Pub. date: 2004 | Online Pub. Date: September 15, 2007 | DOI: 10.4135/9781412952576 | Print ISBN: 9780761923602 | Online ISBN: 9781412952576| Publisher:SAGE Publications, Inc.About this encyclopedia
Robert A. Steer & Aaron T. Beck
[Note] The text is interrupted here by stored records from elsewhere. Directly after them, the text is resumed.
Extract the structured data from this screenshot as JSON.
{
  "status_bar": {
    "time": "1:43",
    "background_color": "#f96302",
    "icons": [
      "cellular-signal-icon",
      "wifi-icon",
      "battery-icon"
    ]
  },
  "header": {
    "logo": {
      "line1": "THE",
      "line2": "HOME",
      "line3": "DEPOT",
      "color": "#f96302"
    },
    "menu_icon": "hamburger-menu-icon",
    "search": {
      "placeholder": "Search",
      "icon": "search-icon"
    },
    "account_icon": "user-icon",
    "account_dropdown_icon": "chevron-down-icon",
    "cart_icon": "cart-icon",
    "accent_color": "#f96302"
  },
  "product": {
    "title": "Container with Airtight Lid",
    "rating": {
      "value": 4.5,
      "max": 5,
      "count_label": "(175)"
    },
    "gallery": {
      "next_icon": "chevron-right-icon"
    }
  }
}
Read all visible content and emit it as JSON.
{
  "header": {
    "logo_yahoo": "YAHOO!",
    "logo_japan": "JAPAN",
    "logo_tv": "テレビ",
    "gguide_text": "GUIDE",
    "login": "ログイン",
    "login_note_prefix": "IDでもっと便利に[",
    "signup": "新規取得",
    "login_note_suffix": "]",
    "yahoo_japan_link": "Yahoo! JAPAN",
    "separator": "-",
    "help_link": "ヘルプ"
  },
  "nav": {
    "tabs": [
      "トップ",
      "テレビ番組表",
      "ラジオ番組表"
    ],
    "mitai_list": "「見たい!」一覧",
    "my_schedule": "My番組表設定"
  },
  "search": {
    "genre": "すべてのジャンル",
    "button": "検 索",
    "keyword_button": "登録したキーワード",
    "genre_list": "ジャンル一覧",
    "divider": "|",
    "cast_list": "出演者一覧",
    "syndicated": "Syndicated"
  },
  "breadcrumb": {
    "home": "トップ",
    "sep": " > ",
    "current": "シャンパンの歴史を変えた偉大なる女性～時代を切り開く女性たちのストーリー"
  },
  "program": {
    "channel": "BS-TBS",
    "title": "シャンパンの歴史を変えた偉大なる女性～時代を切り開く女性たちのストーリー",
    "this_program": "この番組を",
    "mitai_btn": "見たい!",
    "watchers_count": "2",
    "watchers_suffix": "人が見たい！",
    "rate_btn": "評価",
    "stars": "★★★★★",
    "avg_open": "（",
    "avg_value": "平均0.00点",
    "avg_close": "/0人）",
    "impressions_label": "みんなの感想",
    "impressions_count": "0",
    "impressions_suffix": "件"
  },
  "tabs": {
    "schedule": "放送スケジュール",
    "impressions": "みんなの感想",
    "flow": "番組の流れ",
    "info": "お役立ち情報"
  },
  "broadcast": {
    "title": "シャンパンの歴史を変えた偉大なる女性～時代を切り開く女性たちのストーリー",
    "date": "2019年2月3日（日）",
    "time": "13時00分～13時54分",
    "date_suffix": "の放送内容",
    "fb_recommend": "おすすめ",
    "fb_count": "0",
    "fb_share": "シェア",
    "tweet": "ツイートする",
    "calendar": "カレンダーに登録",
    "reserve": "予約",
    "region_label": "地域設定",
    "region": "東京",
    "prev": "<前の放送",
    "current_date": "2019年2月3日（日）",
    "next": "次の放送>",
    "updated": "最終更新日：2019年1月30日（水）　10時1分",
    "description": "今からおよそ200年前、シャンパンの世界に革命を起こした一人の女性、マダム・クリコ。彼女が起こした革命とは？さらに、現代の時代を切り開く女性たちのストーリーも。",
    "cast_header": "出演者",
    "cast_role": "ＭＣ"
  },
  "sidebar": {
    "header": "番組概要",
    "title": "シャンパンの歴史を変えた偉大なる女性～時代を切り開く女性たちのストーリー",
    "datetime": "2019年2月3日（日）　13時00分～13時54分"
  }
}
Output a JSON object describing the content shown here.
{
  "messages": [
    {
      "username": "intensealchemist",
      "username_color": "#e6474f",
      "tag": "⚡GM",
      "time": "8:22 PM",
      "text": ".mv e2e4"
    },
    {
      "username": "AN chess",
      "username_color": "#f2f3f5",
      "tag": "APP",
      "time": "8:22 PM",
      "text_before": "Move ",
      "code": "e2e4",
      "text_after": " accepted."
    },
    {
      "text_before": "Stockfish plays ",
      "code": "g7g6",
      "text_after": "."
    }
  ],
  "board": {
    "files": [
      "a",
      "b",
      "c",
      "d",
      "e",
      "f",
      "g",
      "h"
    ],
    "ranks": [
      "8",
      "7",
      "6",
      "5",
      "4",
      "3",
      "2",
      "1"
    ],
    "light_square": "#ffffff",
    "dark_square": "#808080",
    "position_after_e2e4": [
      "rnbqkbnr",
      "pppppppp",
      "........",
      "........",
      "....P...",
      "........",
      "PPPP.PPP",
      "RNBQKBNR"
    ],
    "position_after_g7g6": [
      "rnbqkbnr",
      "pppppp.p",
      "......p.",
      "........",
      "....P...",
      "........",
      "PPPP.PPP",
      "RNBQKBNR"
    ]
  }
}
The measurement of depression is dependent upon the thoughts, feelings, and behaviors that are assumed to define this disorder (Beck, 1967). Consequently, the various instruments that have been developed to screen people in general for depression or measure the severity of depression in patients who have already been diagnosed with psychiatric disorders may stress different behavioral signs and self-reported symptoms. For example, the Beck Depression Inventory FastScreen for Medical Settings (Beck, Steer, & Brown, 2000) and the Geriatric Depression Scale (GDS; Yesavage, Brink, Rose, Lum, Huang et al., 1983) do not contain any somatic symptoms of depression, such as loss of appetite, that might be attributable to medical problems. Most scales of depression are internally consistent, yield scores that are moderately stable over time, and are positively associated with other measures of depression (for comprehensive reviews of specific scales, see Beckham & Leber, 1995; Marsella, Hirschfeld, & Katz, 1987; Reynolds, ...